Excavations in the southern half of the mound were carried out in 2020 and mainly implemented in the form of sectional arrangements and stratigraphy determination studies on the Great Trench (Büyük Yarma; Figure 11). During the studies, monumental architectural remains and floors associated with these remains were unearthed (Figures 12-14). On Floor No. 1 (Figure 15) found in this section, Kura-Araxes ceramics and black-topped ceramics were found together. Pieces of burnt wood were observed on this floor. Analysis of a sample taken from these fragments indicates a date between 3096-2913 BC. On Floor No. 2 (Figure 16), Kura-Araxes ceramics and black-topped ceramic pieces were found intertwined. The analysis result of the carbonized wood residue taken from Floor No. 2 gives a date range between 3132-3009 BC. However, the results from a sample taken from the monumental architecture and the weak architectural remains unearthed to the east of the floors yielded a date around the 14th century AD. Radiocarbon readings have demonstrated the presence of a two-phase Early Bronze Age layer and a Medieval layer in the southern half of the mound. In addition, ceramic fragments from the floors support and confirm the radiocarbon readings.

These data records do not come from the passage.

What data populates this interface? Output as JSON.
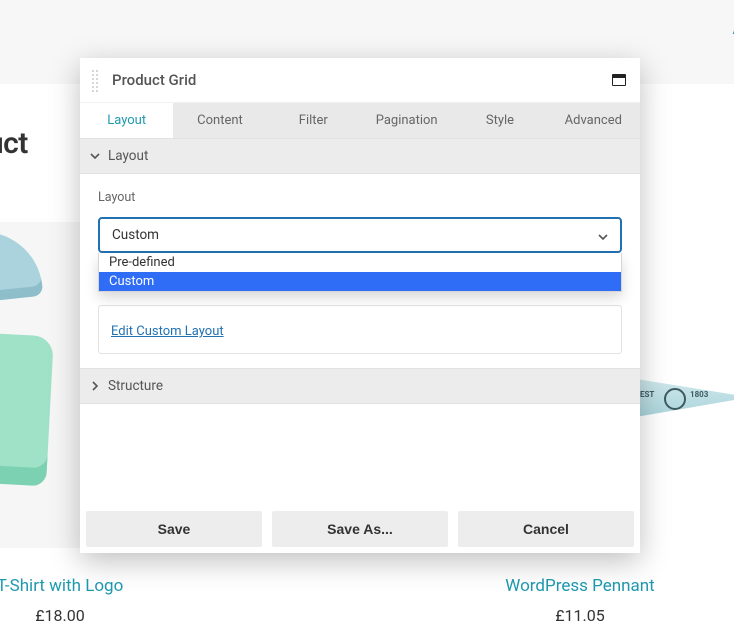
{
  "background": {
    "heading_fragment": "oduct",
    "top_right_char": "A",
    "products": [
      {
        "title": "T-Shirt with Logo",
        "price": "£18.00"
      },
      {
        "title": "WordPress Pennant",
        "price": "£11.05",
        "pennant_left": "EST",
        "pennant_right": "1803"
      }
    ]
  },
  "modal": {
    "title": "Product Grid",
    "tabs": [
      "Layout",
      "Content",
      "Filter",
      "Pagination",
      "Style",
      "Advanced"
    ],
    "active_tab_index": 0,
    "sections": {
      "layout": {
        "label": "Layout",
        "field_label": "Layout",
        "selected": "Custom",
        "options": [
          "Pre-defined",
          "Custom"
        ],
        "highlight_index": 1,
        "edit_link": "Edit Custom Layout"
      },
      "structure": {
        "label": "Structure"
      }
    },
    "buttons": {
      "save": "Save",
      "save_as": "Save As...",
      "cancel": "Cancel"
    }
  }
}
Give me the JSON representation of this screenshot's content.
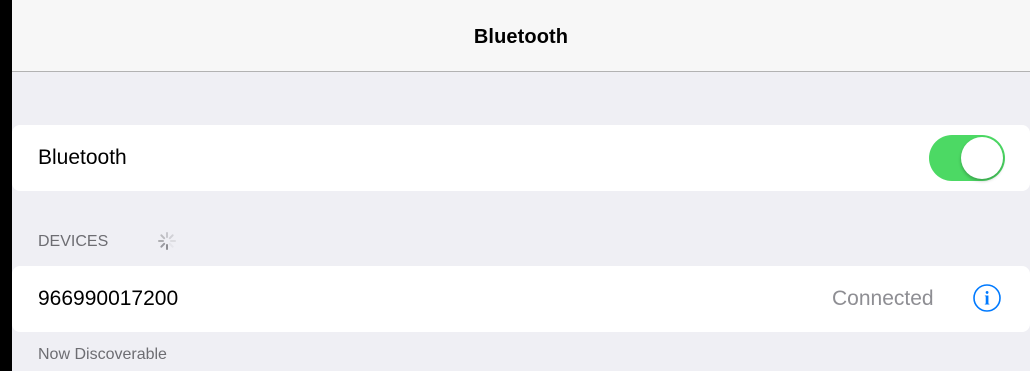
{
  "nav": {
    "title": "Bluetooth"
  },
  "bluetooth_cell": {
    "label": "Bluetooth",
    "toggle_on": true
  },
  "devices_section": {
    "header": "DEVICES",
    "searching_icon": "activity-spinner-icon"
  },
  "device": {
    "name": "966990017200",
    "status": "Connected",
    "info_icon": "info-icon"
  },
  "footer": {
    "text": "Now Discoverable"
  },
  "colors": {
    "toggle_on": "#4cd964",
    "accent": "#007aff",
    "background": "#efeff4",
    "secondary_text": "#8e8e93",
    "section_text": "#6d6d72"
  }
}
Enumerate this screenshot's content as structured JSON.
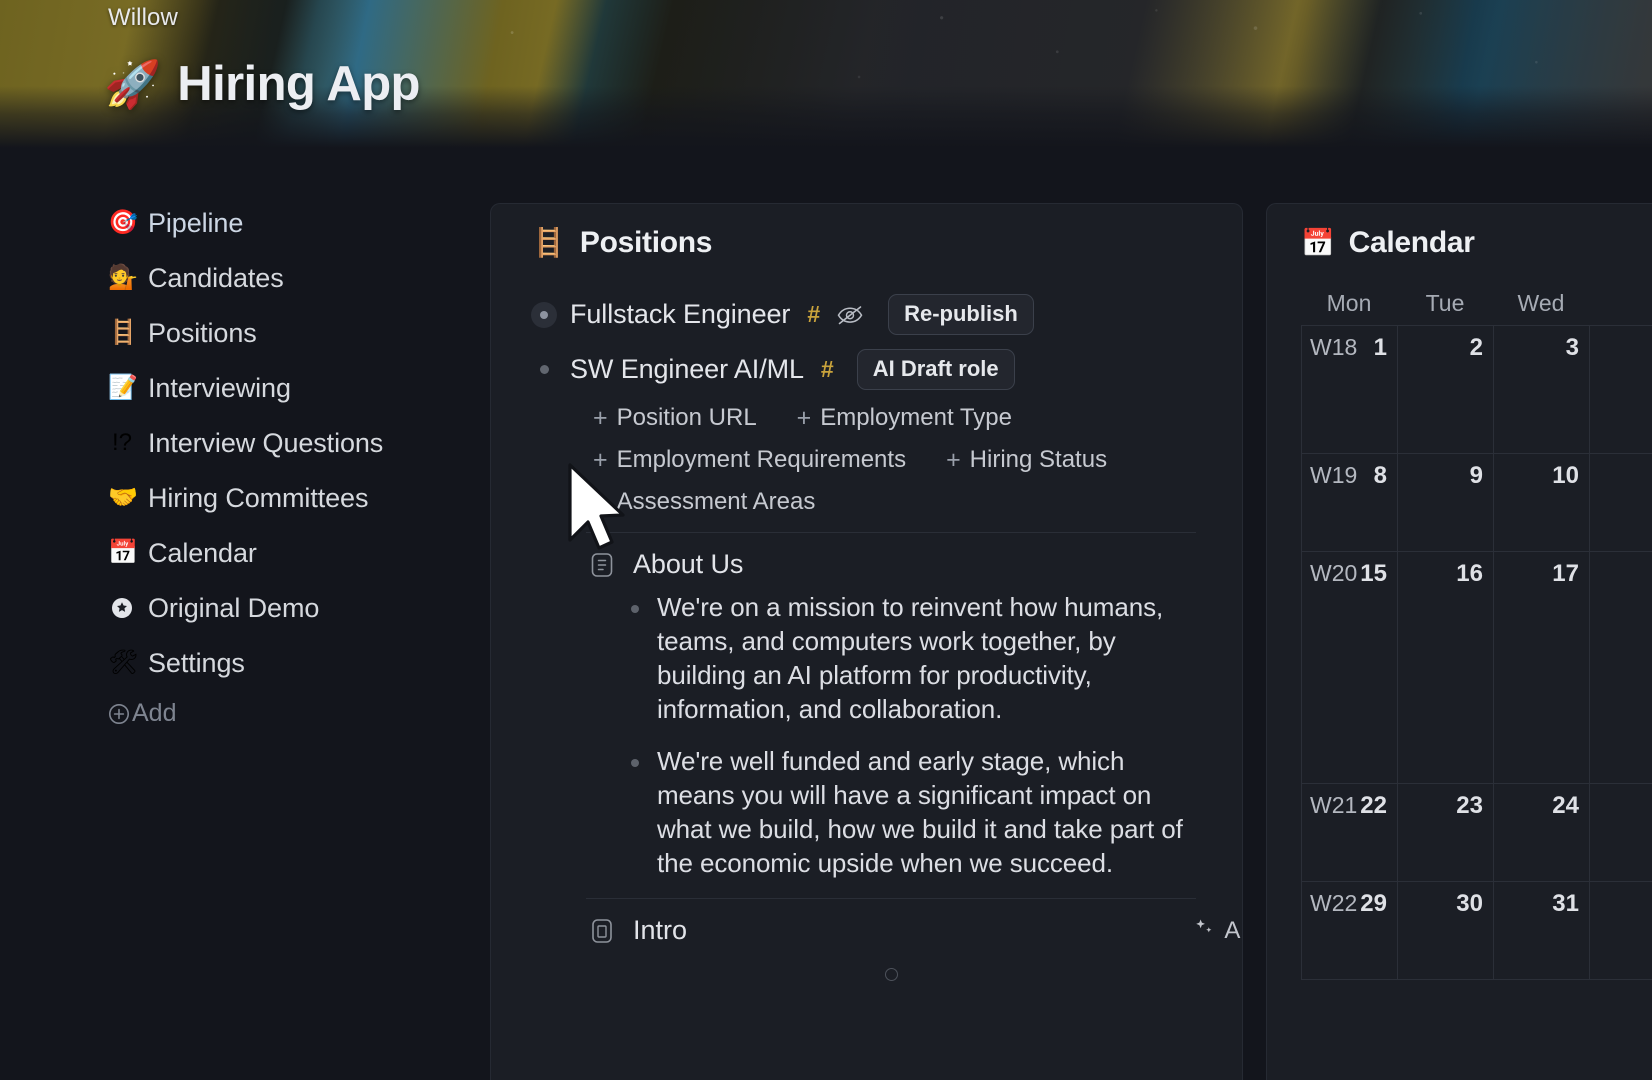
{
  "banner": {
    "workspace": "Willow",
    "page_emoji": "🚀",
    "page_title": "Hiring App"
  },
  "sidebar": {
    "items": [
      {
        "emoji": "🎯",
        "label": "Pipeline"
      },
      {
        "emoji": "💁",
        "label": "Candidates"
      },
      {
        "emoji": "🪜",
        "label": "Positions"
      },
      {
        "emoji": "📝",
        "label": "Interviewing"
      },
      {
        "emoji": "!?",
        "label": "Interview Questions"
      },
      {
        "emoji": "🤝",
        "label": "Hiring Committees"
      },
      {
        "emoji": "📅",
        "label": "Calendar"
      },
      {
        "emoji": "✪",
        "label": "Original Demo"
      },
      {
        "emoji": "🛠",
        "label": "Settings"
      }
    ],
    "add_label": "Add"
  },
  "positions": {
    "emoji": "🪜",
    "title": "Positions",
    "rows": [
      {
        "name": "Fullstack Engineer",
        "hash": "#",
        "hidden_icon": "eye-off-icon",
        "tag": "Re-publish"
      },
      {
        "name": "SW Engineer AI/ML",
        "hash": "#",
        "tag": "AI Draft role"
      }
    ],
    "property_chips": [
      [
        "Position URL",
        "Employment Type"
      ],
      [
        "Employment Requirements",
        "Hiring Status"
      ],
      [
        "Assessment Areas"
      ]
    ],
    "about": {
      "heading": "About Us",
      "bullets": [
        "We're on a mission to reinvent how humans, teams, and computers work together, by building an AI platform for productivity, information, and collaboration.",
        "We're well funded and early stage, which means you will have a significant impact on what we build, how we build it and take part of the economic upside when we succeed."
      ]
    },
    "intro": {
      "label": "Intro",
      "ai_label": "AI"
    }
  },
  "calendar": {
    "emoji": "📅",
    "title": "Calendar",
    "daynames": [
      "Mon",
      "Tue",
      "Wed"
    ],
    "weeks": [
      {
        "week": "W18",
        "days": [
          "1",
          "2",
          "3"
        ]
      },
      {
        "week": "W19",
        "days": [
          "8",
          "9",
          "10"
        ]
      },
      {
        "week": "W20",
        "days": [
          "15",
          "16",
          "17"
        ]
      },
      {
        "week": "W21",
        "days": [
          "22",
          "23",
          "24"
        ]
      },
      {
        "week": "W22",
        "days": [
          "29",
          "30",
          "31"
        ]
      }
    ]
  },
  "colors": {
    "page_bg": "#13151c",
    "panel_bg": "#1b1e25",
    "panel_border": "#262a33",
    "text_primary": "#e4e6eb",
    "text_muted": "#a6abb4",
    "hash_gold": "#c9a33c"
  }
}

Aside from the Kura-Araxes ceramics from the Early Bronze Age I deposits, many amorphous and profiled sherds of EBA II-III and pieces with Iron Age features have been unveiled in the northern half and surface layer of the mound. These ceramics were not included in this study as they are not contextual finds. However, the relative chronology has been accepted as a criterion in our proposal.